By MIRIAM ARANOFF
Annie John (1985), by Jamaica Kincaid, tells the story of a ten-year-old girl from Antigua, an island in the Caribbean. Throughout the book, Annie struggles with managing her desire to cut off, and at the same time to preserve her roots. What makes Annie’s character so attractive is that instead of being drawn to the extremes of love and hate or staying home and running away, Annie lives in the gray area of struggle.
Annie is shocked by the sudden coldness she feels in her mother and the ever-widening distance between herself and her home. As a result, Annie rebels.
She secretly befriends a wild girl and plays marbles against her mother’s wishes. Though Annie’s rebelliousness may seem courageous, from her admiration in class of a photo of Christopher Columbus in chains, to her habit of secretly attending the funerals of strangers so that she could see dead bodies, Annie is constantly filled with inner-conflict.

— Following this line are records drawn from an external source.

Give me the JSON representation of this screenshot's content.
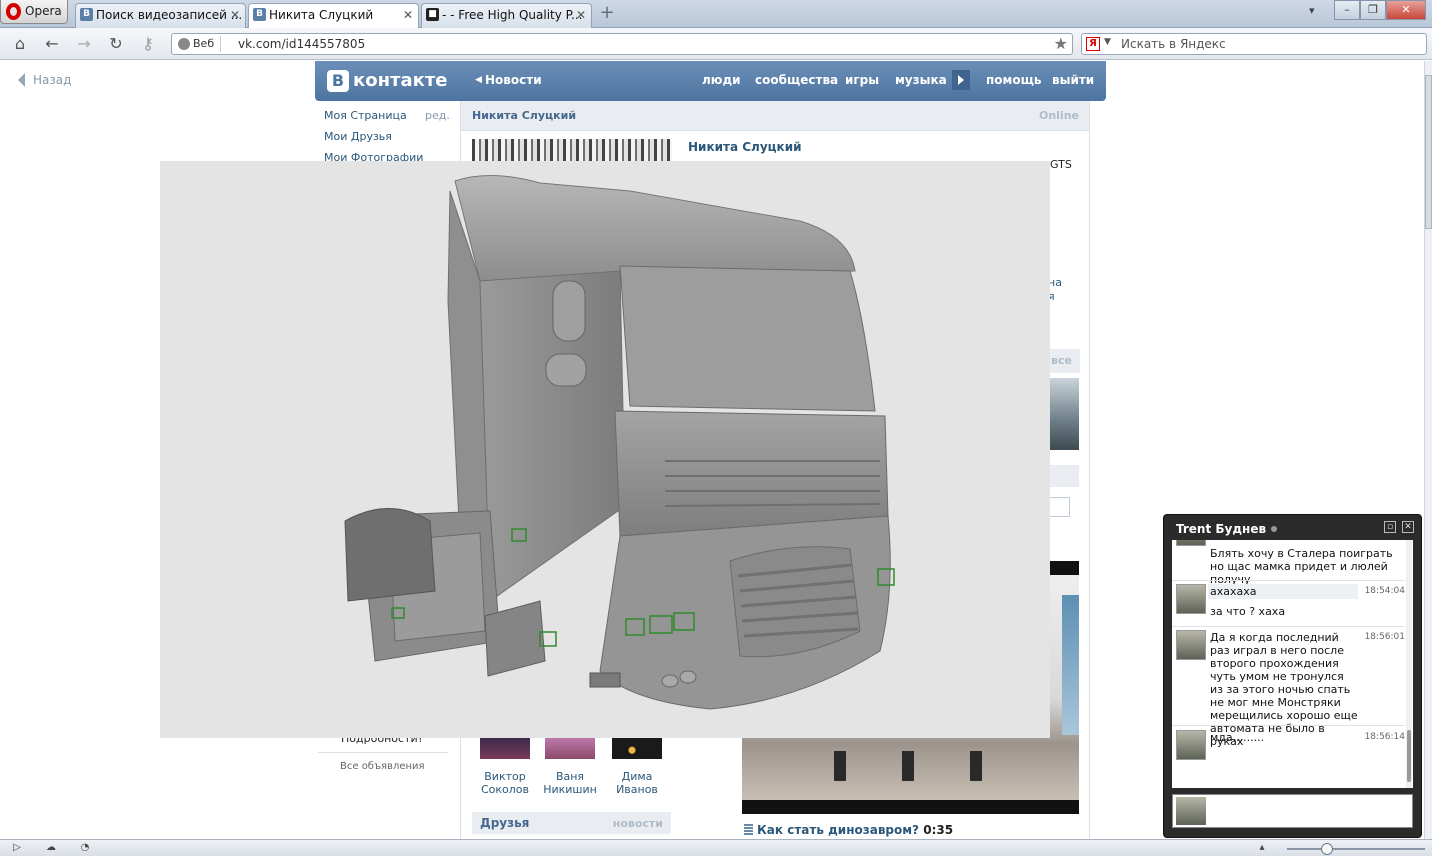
{
  "browser": {
    "menu_label": "Opera",
    "tabs": [
      {
        "favicon": "В",
        "title": "Поиск видеозаписей ..."
      },
      {
        "favicon": "В",
        "title": "Никита Слуцкий"
      },
      {
        "favicon": "■",
        "title": "- - Free High Quality P..."
      }
    ],
    "web_chip": "Веб",
    "url": "vk.com/id144557805",
    "search_placeholder": "Искать в Яндекс",
    "search_engine_letter": "Я"
  },
  "page": {
    "back_label": "Назад",
    "vk_logo_letter": "В",
    "vk_logo_text": "контакте",
    "top_nav": {
      "news": "Новости",
      "people": "люди",
      "communities": "сообщества",
      "games": "игры",
      "music": "музыка",
      "help": "помощь",
      "logout": "выйти"
    },
    "left_menu": {
      "my_page": "Моя Страница",
      "edit": "ред.",
      "my_friends": "Мои Друзья",
      "my_photos": "Мои Фотографии"
    },
    "profile": {
      "header_name": "Никита Слуцкий",
      "status": "Online",
      "name": "Никита Слуцкий",
      "partial_text_right": "GTS",
      "partial_blue_1": "на",
      "partial_blue_2": "я",
      "partial_all": "все"
    },
    "ads": {
      "more_label": "Подробности?",
      "all_label": "Все объявления"
    },
    "friends": {
      "items": [
        {
          "line1": "Виктор",
          "line2": "Соколов"
        },
        {
          "line1": "Ваня",
          "line2": "Никишин"
        },
        {
          "line1": "Дима",
          "line2": "Иванов"
        }
      ],
      "section_title": "Друзья",
      "section_link": "новости"
    },
    "video": {
      "title": "Как стать динозавром?",
      "duration": "0:35"
    },
    "overlay_marker": "v"
  },
  "viewer_colors": {
    "background": "#e4e4e4",
    "model_light": "#a9a9a9",
    "model_mid": "#8c8c8c",
    "model_dark": "#6e6e6e",
    "helpers": "#2f8a2f"
  },
  "chat": {
    "title": "Trent Буднев",
    "messages": [
      {
        "text": "Блять хочу в Сталера поиграть но щас мамка придет и люлей получу",
        "time": ""
      },
      {
        "text": "ахахаха",
        "time": "18:54:04"
      },
      {
        "text": "за что ? хаха",
        "time": ""
      },
      {
        "text": "Да я когда последний раз играл в него после второго прохождения чуть умом не тронулся из за этого ночью спать не мог мне Монстряки мерещились хорошо еще автомата не было в руках",
        "time": "18:56:01"
      },
      {
        "text": "мда.........",
        "time": "18:56:14"
      }
    ]
  }
}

The book ends with Annie trying to leave home, but the reader is left without knowing if Annie will be happy. The unknown direction that Annie will follow is an appropriate end for a character that is deeply torn about the decisions she makes.
This book is a reflection of the author’s own experience as a girl. Jamaica Kincaid was born in Antigua in 1949. She moved to New York City as a teenager and first worked as a nanny and later a writer for The New Yorker magazine. She is currently a writer and university professor.